Do you know—

what happened to my portable hot-tub? she asks,
the one that filled in four minutes
with a bottom like a waterbed? I shake
my head. She enters my stall
and backs me against the tiles. Someone
took a knife to it. I keep soaping,
hoping my intimate attentions will suggest
more space between us. She looks
me up and down. I know, she says,
who did it. I know. I point
to my ears, earplugs just visible. I
can’t hear you well, I apologize. She
steps closer. A hot soak in the morning
and at night relaxes, she says. I nod,
the spray from my naked body
splashing hers. Yes, it does. Now,
we’re on the same page. I jet
the suds out of my eyes and think
she’s vanished, but as I leave
catch her once more
through the plate glass,
superimposed on my reflection,

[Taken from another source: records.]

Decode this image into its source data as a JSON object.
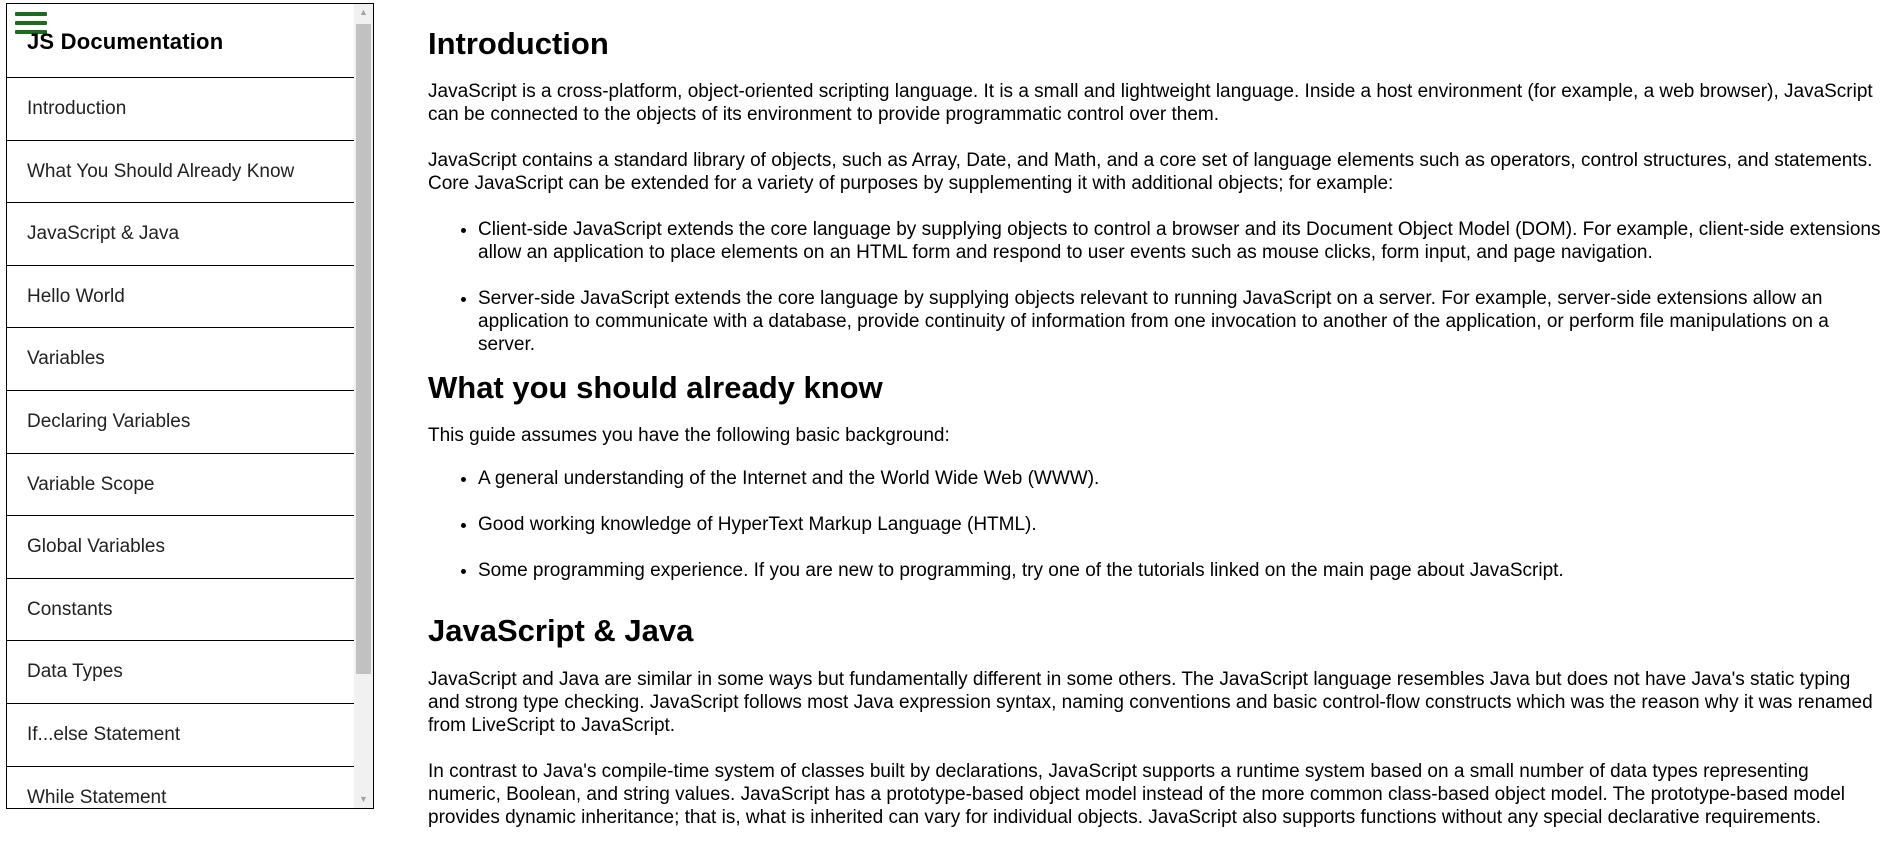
{
  "sidebar": {
    "title": "JS Documentation",
    "items": [
      {
        "label": "Introduction"
      },
      {
        "label": "What You Should Already Know"
      },
      {
        "label": "JavaScript & Java"
      },
      {
        "label": "Hello World"
      },
      {
        "label": "Variables"
      },
      {
        "label": "Declaring Variables"
      },
      {
        "label": "Variable Scope"
      },
      {
        "label": "Global Variables"
      },
      {
        "label": "Constants"
      },
      {
        "label": "Data Types"
      },
      {
        "label": "If...else Statement"
      },
      {
        "label": "While Statement"
      }
    ]
  },
  "colors": {
    "hamburger": "#1a6e1a"
  },
  "icons": {
    "menu": "hamburger-menu-icon",
    "scroll_up": "scroll-up-arrow-icon",
    "scroll_down": "scroll-down-arrow-icon"
  },
  "main": {
    "intro": {
      "title": "Introduction",
      "p1": "JavaScript is a cross-platform, object-oriented scripting language. It is a small and lightweight language. Inside a host environment (for example, a web browser), JavaScript can be connected to the objects of its environment to provide programmatic control over them.",
      "p2": "JavaScript contains a standard library of objects, such as Array, Date, and Math, and a core set of language elements such as operators, control structures, and statements. Core JavaScript can be extended for a variety of purposes by supplementing it with additional objects; for example:",
      "bullets": [
        "Client-side JavaScript extends the core language by supplying objects to control a browser and its Document Object Model (DOM). For example, client-side extensions allow an application to place elements on an HTML form and respond to user events such as mouse clicks, form input, and page navigation.",
        "Server-side JavaScript extends the core language by supplying objects relevant to running JavaScript on a server. For example, server-side extensions allow an application to communicate with a database, provide continuity of information from one invocation to another of the application, or perform file manipulations on a server."
      ]
    },
    "know": {
      "title": "What you should already know",
      "p1": "This guide assumes you have the following basic background:",
      "bullets": [
        "A general understanding of the Internet and the World Wide Web (WWW).",
        "Good working knowledge of HyperText Markup Language (HTML).",
        "Some programming experience. If you are new to programming, try one of the tutorials linked on the main page about JavaScript."
      ]
    },
    "java": {
      "title": "JavaScript & Java",
      "p1": "JavaScript and Java are similar in some ways but fundamentally different in some others. The JavaScript language resembles Java but does not have Java's static typing and strong type checking. JavaScript follows most Java expression syntax, naming conventions and basic control-flow constructs which was the reason why it was renamed from LiveScript to JavaScript.",
      "p2": "In contrast to Java's compile-time system of classes built by declarations, JavaScript supports a runtime system based on a small number of data types representing numeric, Boolean, and string values. JavaScript has a prototype-based object model instead of the more common class-based object model. The prototype-based model provides dynamic inheritance; that is, what is inherited can vary for individual objects. JavaScript also supports functions without any special declarative requirements."
    }
  }
}
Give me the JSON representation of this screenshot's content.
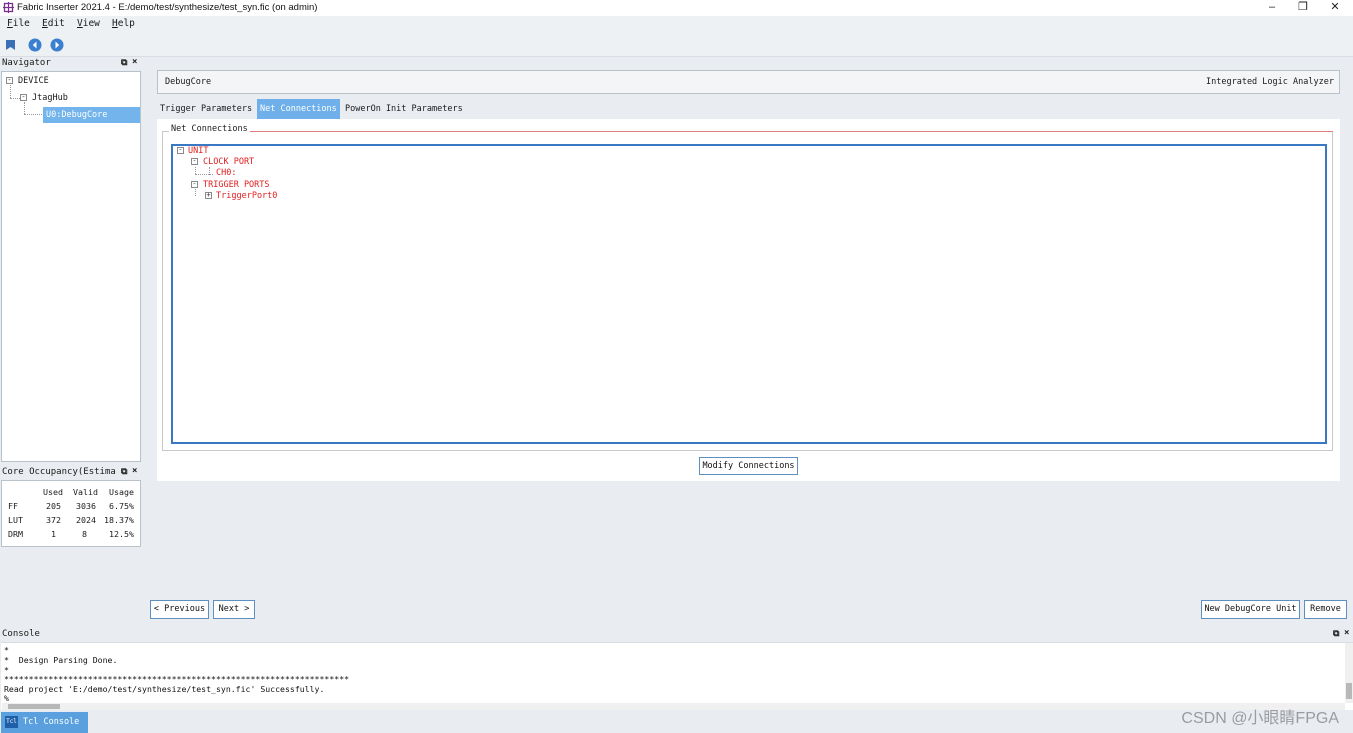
{
  "window": {
    "title": "Fabric Inserter 2021.4 - E:/demo/test/synthesize/test_syn.fic (on admin)",
    "minimize_glyph": "–",
    "restore_glyph": "❐",
    "close_glyph": "✕"
  },
  "menu": {
    "file": {
      "first": "F",
      "rest": "ile"
    },
    "edit": {
      "first": "E",
      "rest": "dit"
    },
    "view": {
      "first": "V",
      "rest": "iew"
    },
    "help": {
      "first": "H",
      "rest": "elp"
    }
  },
  "toolbar": {
    "icons": [
      "save-icon",
      "back-icon",
      "forward-icon"
    ]
  },
  "navigator": {
    "title": "Navigator",
    "float_glyph": "⧉",
    "close_glyph": "×",
    "tree": [
      {
        "label": "DEVICE"
      },
      {
        "label": "JtagHub"
      },
      {
        "label": "U0:DebugCore",
        "selected": true
      }
    ]
  },
  "occupancy": {
    "title": "Core Occupancy(Estima",
    "float_glyph": "⧉",
    "close_glyph": "×",
    "columns": [
      "",
      "Used",
      "Valid",
      "Usage"
    ],
    "rows": [
      [
        "FF",
        "205",
        "3036",
        "6.75%"
      ],
      [
        "LUT",
        "372",
        "2024",
        "18.37%"
      ],
      [
        "DRM",
        "1",
        "8",
        "12.5%"
      ]
    ]
  },
  "core": {
    "name": "DebugCore",
    "type": "Integrated Logic Analyzer"
  },
  "tabs": [
    {
      "label": "Trigger Parameters",
      "active": false
    },
    {
      "label": "Net Connections",
      "active": true
    },
    {
      "label": "PowerOn Init Parameters",
      "active": false
    }
  ],
  "net_connections": {
    "group_title": "Net Connections",
    "tree": {
      "unit": "UNIT",
      "clock_port": "CLOCK PORT",
      "ch0": "CH0:",
      "trigger_ports": "TRIGGER PORTS",
      "trigger_port0": "TriggerPort0"
    },
    "modify_button": "Modify Connections"
  },
  "nav_buttons": {
    "previous": "< Previous",
    "next": "Next >",
    "new_unit": "New DebugCore Unit",
    "remove": "Remove"
  },
  "console": {
    "title": "Console",
    "float_glyph": "⧉",
    "close_glyph": "×",
    "lines": [
      "*",
      "*  Design Parsing Done.",
      "*",
      "**********************************************************************",
      "Read project 'E:/demo/test/synthesize/test_syn.fic' Successfully.",
      "%"
    ],
    "tab_label": "Tcl Console",
    "tab_icon_text": "Tcl"
  },
  "watermark": "CSDN @小眼睛FPGA",
  "colors": {
    "accent": "#6fb0ea",
    "tree_text": "#e02020",
    "tree_border": "#3b78c4"
  }
}
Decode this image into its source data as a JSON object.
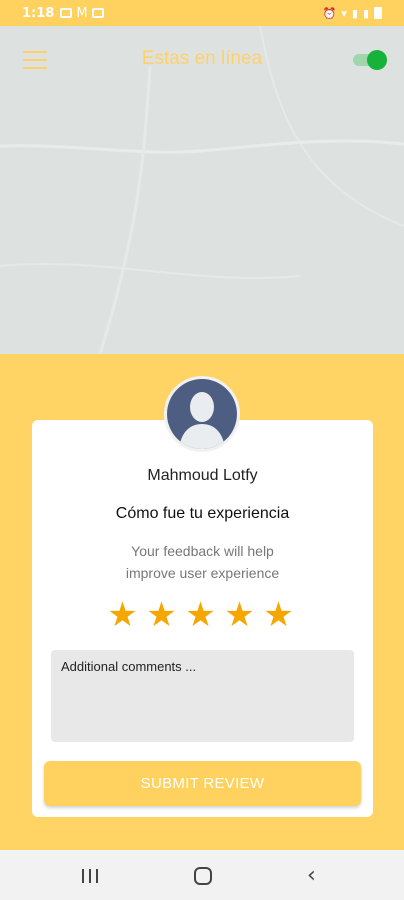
{
  "status_bar": {
    "time": "1:18"
  },
  "header": {
    "title": "Estas en línea",
    "online_toggle_on": true
  },
  "review": {
    "driver_name": "Mahmoud Lotfy",
    "question": "Cómo fue tu experiencia",
    "hint_line1": "Your feedback will help",
    "hint_line2": "improve user experience",
    "rating_stars": 5,
    "comments_placeholder": "Additional comments ...",
    "submit_label": "SUBMIT REVIEW"
  },
  "colors": {
    "accent_yellow": "#ffd15e",
    "star": "#f5a700",
    "toggle_on": "#17b23a"
  },
  "icons": {
    "menu": "hamburger-menu-icon",
    "toggle": "switch-icon",
    "avatar": "user-silhouette-icon",
    "star": "star-icon",
    "nav_recent": "recent-apps-icon",
    "nav_home": "home-icon",
    "nav_back": "back-chevron-icon"
  }
}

at bliss.

Devon Balwit: Three Poems - Cultural Weekly

Devon Balwit has recent poems in The Worcester Review, The
Cincinnati Review, Tampa Review, Apt (long form issue), Tule Review,
Sugar House Review, Poetry South, saltfront, and Grist, among
others. She lives a life of pleasant anarchy and peaceful resistance in
Portland, OR.